  • See terms and conditions for important rate, fee, and other cost information, and limitations

    Apply Now!

American DreamCard Sweepstakes

for every $1.00 you spend up to 1,000 entries per qualifying transaction, you get a sweepstakes entry to win the monthly American DreamCard sweepstakes jackpot. Now the American DreamCard is NOT a lottery; it is a MasterCard so there is no need to stand in line, buy tickets or pick numbers, simply use your credit card for everyday purchases and you could win!

Here’s how it works:

  1. Hit the Jackpot! – Every net $1 you spend on your American DreamCard credit card gives you an entry, up to 1,000 entries per qualifying transaction to win the monthly American DreamCard Sweepstakes Jackpot!*
  2. Receive 1,000 Sweepstakes Entries just for Applying!
  3. Tell your friends and family and earn extra sweepstakes entries! For every referral you provide to www.americandreamcard.com you will receive 50 sweepstakes entries and for those referrals who apply for the American DreamCard credit card and becomes a cardholder, you will receive a signing bonus of 1,000 sweepstakes entries for the next sweepstakes jackpot drawing!*
  4. Entries Grow! – Sweepstakes entries are good for all drawings for the current sweepstakes!

Other Features

The American DreamCard is a variable interest card with rates ranging from 14.99% to 21.99%. The annual fee for the card is $0, $39, or $59 depending on credit worthiness.

If you’d like more information about the American DreamCard or to apply online, visit www.americandreamcard.com.


Fed Moves to Limit Credit Card Fees

Earlier this month the Fed proposed the third and final set of credit card rules as required by the Credit Card Accountability Responsibility and Disclosure Act of 2009. The new proposal is designed to protect credit card users from unreasonable late payment and other penalty fees and to require credit card issuers to reconsider increases in interest rates. The rules go into effect August 22, 2010.

According to the Fed, the rules would limit the fees credit card companies could charge consumers. Specifically, the rules would:

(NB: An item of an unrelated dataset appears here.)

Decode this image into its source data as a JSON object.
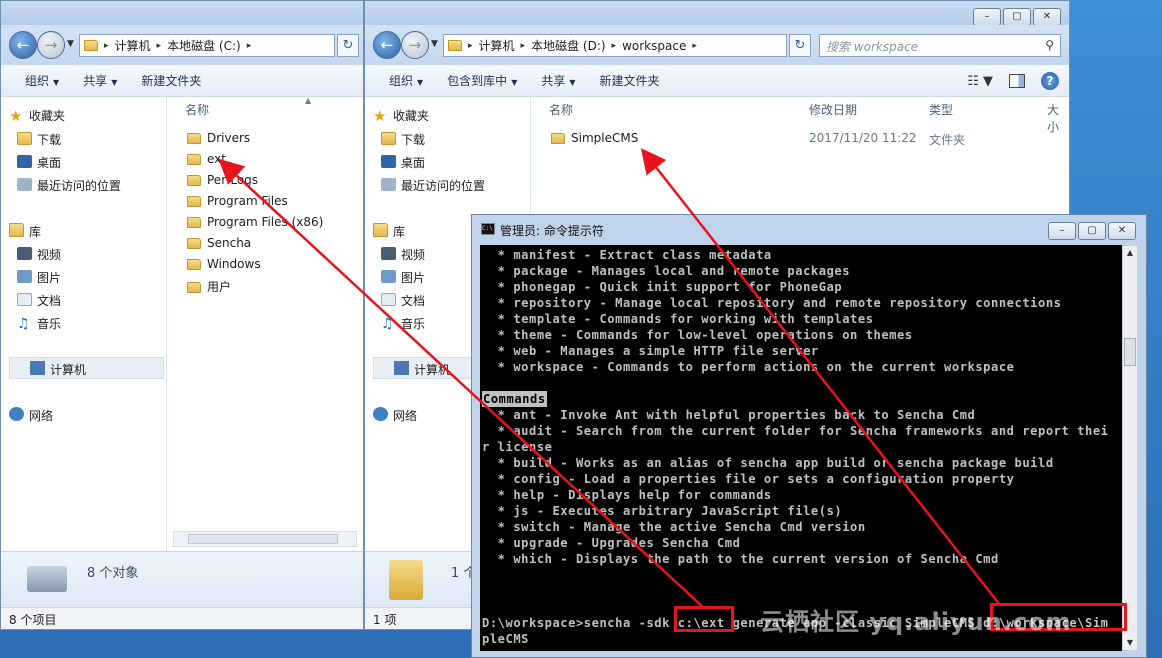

  • Prohibit credit card issuers from charging penalty fees (including late payment fees and fees for exceeding the credit limit) that exceed the dollar amount associated with the consumer’s violation of the account terms. For example, card issuers would no longer be permitted to charge a $39 fee when a consumer is late making a $20 minimum payment. Instead, the fee could not exceed $20.
  • Ban inactivity fees, such as fees based on the consumer’s failure to use the account to make new purchases.
  • Prevent issuers from charging multiple penalty fees based on a single late payment or other violation of the account terms.
  • Require credit card issuers to inform consumers of the reasons for increases in rates.
  • Require issuers that have increased rates since January 1, 2009 to evaluate whether the reasons for the increase have changed and, if appropriate, to reduce the rate.

While the rules are no doubt well intended, they will do little for consumers. Credit card companies will be able to skirt these regulations in a multitude of ways. The folks over at Master Your Card prepared a good analysis of these new rules that is worth reading.

While the rules may help some consumers in some situations, they underscore one very important fact when it comes to credit cards–you must control how you use credit cards and manage your money.